- Opening Delimiter -
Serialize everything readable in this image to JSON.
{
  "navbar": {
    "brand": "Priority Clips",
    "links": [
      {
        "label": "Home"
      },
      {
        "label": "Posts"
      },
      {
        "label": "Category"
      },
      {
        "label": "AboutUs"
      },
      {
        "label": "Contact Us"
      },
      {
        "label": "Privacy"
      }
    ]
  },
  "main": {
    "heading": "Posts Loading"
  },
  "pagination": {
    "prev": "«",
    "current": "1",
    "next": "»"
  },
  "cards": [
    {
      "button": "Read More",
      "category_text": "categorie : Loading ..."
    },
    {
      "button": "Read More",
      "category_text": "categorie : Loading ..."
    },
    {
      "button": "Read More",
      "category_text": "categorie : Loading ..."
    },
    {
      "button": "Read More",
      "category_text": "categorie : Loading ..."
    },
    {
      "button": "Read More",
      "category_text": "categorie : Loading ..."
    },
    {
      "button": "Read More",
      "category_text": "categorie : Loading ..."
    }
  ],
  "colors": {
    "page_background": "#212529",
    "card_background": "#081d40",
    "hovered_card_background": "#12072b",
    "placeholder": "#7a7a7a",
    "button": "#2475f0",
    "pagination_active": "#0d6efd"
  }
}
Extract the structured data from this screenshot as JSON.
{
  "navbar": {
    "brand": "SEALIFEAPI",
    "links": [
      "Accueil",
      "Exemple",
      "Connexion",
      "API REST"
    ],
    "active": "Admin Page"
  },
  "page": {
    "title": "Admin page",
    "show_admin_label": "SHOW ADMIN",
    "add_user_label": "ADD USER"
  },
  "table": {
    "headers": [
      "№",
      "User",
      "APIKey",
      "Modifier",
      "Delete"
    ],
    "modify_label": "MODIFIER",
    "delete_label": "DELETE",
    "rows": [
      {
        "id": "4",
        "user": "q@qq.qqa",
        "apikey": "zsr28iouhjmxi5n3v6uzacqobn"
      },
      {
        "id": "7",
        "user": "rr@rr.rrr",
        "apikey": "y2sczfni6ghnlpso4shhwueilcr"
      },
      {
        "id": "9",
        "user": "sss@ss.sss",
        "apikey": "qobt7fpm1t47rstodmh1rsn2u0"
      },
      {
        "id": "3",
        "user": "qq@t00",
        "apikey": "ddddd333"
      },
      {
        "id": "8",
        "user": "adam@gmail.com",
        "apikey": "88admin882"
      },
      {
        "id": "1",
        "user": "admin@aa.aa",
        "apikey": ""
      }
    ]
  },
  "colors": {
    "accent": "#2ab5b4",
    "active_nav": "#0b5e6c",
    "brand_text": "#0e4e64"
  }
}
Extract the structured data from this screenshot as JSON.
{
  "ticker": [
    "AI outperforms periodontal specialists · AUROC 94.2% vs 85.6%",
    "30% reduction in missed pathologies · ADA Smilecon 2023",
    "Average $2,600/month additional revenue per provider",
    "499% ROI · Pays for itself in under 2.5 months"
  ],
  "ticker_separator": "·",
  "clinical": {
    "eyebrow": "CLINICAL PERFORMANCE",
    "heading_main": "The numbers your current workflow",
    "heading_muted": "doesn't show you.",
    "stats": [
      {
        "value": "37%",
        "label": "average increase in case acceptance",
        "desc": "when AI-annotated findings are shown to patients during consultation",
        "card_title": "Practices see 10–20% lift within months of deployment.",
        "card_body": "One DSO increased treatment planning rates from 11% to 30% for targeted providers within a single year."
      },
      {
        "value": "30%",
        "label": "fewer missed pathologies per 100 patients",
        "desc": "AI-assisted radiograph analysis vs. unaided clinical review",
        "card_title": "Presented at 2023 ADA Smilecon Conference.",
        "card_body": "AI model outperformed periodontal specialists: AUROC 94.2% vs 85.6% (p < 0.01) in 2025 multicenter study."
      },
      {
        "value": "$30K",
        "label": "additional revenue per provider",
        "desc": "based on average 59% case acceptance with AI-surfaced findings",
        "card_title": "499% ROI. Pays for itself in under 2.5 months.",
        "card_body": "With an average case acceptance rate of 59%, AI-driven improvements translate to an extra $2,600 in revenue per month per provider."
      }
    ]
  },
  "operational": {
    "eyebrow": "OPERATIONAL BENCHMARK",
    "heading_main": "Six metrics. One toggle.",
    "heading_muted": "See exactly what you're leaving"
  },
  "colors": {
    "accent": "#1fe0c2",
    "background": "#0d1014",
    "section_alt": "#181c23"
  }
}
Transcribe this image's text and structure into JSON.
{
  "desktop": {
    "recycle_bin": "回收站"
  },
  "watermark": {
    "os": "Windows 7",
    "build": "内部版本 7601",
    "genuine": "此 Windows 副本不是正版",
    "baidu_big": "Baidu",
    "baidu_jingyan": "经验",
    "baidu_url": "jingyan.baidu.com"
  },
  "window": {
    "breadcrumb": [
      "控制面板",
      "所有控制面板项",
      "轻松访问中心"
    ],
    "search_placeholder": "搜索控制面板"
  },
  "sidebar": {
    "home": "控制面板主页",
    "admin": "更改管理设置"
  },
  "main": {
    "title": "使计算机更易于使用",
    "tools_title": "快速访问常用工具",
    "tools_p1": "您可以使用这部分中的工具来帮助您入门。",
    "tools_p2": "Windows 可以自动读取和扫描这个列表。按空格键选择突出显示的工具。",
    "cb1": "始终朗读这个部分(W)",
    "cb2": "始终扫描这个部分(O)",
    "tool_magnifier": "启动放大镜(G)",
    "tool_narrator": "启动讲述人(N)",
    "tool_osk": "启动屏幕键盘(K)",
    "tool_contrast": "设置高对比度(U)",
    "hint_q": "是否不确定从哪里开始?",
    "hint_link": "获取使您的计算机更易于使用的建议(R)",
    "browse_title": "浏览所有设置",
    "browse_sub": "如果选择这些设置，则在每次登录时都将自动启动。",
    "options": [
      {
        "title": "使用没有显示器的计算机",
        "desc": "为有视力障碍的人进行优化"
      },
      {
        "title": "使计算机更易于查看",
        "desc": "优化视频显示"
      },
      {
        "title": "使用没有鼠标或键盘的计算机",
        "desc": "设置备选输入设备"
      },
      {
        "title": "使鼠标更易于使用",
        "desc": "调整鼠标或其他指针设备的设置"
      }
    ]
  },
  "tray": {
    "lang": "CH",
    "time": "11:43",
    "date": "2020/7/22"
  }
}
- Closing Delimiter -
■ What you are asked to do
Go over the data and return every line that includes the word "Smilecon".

■ Task answer
    "30% reduction in missed pathologies · ADA Smilecon 2023",
        "card_title": "Presented at 2023 ADA Smilecon Conference.",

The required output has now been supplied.